His direction of the battle of Lincoln was a masterpiece of strategy. It is worth noting that Saher de Quincy was taken prisoner by him in this campaign.
It was during the three years of disorder after the death of John that William Marshall’s greatest and special work was done accomplishing the pacification of the country. Only his wisdom and courage preserved England from becoming a tributary province of France; it was he in truth who made possible the realization of Magna Charta. As death approached, he retired to his manor of Cavershamin Berkshire, which was his patrimony. He had castles in Ireland and Wales where he could have died surrounded by pomp, but he preferred the place of his birth.
He died May 14, 1219. As he had been in the Holy Land, he was buried in the Knight’s Templer’s Church in London, where his tomb still exists.
At his deathbed, Pandulph, the Papal legate, claimed the guardianship of the boy King. William Marshall was wise enough to reply “Not so, you are to be only joint guardian with Hubert de Burgh.”
By his wife, Eva (Isabel ?)(sometimes called Isabel – Eva ?) De Clare he had five sons and five daughters. Following a curse made by a priest who claimed to have been deprived of some land, and unfortunately believed by his wife, all his sons died childless, but the daughters had descendants. These children were:
- William, the second Earl, Magna Charta Surety, who died in 1231
- Richard, who died 1234
- Gilbert, who died 1241
- Walter, who died 1245, and
- Anselm, who died 1246
- Maud, who in 1206 married 1st Hugh Bigod the Surety, and second William Earl Warenne. Maud’s son Roger Bigod , was after the deaths of all his uncles, Earl Marshal of England.
- Isabella, married 1st to Gilbert de Clare, 7th Earl of Clare, and Magna Charta Surety, and had Richard, 8th Earl, and second to Richard, Earl of Cornwall.
- Sybil, married to William Ferrers, Earl of Derby, and had seven daughters.
- Eva, married to Reginald de Braose of Breakneck, and had a daughter Maud, married to Roger Mortimer.
- Joan, married St. to Warin de Munchesni by whom she had John and Joan, and 2nd William de Valence who was created Earl Pembroke, 1264, who had no issue.
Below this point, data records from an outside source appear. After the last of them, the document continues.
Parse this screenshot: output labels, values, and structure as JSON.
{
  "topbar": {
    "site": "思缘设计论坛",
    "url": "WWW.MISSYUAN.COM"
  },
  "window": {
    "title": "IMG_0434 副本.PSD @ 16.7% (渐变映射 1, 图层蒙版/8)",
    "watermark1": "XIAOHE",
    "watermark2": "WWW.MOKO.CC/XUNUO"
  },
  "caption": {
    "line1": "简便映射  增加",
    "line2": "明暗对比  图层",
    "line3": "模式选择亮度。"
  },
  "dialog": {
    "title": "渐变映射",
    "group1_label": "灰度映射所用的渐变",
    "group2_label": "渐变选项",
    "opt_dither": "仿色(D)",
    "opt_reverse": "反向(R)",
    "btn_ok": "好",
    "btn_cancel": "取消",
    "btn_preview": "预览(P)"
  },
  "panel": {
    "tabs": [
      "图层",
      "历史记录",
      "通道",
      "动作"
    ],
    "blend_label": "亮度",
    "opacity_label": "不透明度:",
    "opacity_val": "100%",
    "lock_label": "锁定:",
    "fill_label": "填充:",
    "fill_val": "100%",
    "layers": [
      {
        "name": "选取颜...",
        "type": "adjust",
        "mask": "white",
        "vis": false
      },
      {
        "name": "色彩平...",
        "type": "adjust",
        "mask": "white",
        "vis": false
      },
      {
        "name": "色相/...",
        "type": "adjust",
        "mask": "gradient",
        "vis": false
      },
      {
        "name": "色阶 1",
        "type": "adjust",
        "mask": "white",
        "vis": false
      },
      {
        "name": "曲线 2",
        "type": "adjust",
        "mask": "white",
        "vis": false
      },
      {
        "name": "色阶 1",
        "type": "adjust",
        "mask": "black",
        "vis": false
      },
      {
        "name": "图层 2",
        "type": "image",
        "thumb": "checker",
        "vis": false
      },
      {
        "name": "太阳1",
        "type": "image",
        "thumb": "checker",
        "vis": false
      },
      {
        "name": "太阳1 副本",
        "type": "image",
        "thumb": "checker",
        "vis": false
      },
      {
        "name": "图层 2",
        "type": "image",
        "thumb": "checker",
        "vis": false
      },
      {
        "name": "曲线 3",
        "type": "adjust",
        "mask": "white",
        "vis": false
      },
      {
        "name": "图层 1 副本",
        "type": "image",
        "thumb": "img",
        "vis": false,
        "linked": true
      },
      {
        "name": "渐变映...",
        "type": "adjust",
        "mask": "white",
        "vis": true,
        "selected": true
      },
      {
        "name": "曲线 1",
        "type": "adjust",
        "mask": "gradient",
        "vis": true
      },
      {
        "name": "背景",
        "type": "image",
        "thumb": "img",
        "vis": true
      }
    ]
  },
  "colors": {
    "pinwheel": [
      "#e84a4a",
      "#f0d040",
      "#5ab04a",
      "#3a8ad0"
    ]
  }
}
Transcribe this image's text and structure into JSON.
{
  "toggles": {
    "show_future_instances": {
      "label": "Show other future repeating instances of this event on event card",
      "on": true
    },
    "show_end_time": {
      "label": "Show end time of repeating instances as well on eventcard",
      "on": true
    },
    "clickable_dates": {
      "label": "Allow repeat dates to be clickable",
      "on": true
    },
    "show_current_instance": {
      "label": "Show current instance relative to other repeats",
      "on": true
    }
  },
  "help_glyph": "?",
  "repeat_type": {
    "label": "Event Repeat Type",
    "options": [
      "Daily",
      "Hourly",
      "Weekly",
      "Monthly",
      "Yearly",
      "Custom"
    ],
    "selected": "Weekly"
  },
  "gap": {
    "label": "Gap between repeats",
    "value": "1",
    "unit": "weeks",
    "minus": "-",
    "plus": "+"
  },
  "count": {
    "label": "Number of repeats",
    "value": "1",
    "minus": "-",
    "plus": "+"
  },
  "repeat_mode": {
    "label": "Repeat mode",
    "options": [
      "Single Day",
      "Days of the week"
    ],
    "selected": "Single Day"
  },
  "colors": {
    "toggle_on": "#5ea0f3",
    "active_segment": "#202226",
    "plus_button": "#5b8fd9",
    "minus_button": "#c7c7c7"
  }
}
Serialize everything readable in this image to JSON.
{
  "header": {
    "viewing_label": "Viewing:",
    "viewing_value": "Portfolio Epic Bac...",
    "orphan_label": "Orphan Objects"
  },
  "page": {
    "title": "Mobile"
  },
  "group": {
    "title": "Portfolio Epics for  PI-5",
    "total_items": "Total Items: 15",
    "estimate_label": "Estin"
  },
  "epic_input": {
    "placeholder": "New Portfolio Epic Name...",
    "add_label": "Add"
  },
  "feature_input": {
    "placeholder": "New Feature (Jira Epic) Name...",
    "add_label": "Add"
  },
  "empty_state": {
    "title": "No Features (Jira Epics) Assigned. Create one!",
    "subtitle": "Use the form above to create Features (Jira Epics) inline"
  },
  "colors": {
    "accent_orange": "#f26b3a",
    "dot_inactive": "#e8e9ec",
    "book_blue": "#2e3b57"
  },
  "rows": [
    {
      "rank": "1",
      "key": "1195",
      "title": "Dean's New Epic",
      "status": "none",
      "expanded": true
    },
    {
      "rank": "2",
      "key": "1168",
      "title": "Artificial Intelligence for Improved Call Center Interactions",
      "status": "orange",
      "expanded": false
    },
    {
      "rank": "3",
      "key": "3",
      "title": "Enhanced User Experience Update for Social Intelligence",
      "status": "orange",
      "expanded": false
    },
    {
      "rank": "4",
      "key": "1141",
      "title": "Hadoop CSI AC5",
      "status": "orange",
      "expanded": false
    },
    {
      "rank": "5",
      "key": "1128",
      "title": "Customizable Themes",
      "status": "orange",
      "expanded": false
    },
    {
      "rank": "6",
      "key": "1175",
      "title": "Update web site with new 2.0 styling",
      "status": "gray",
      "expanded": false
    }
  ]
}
The office of Marshall passed to the Bogods and through them to the Mowbrays and eventually to the Howards.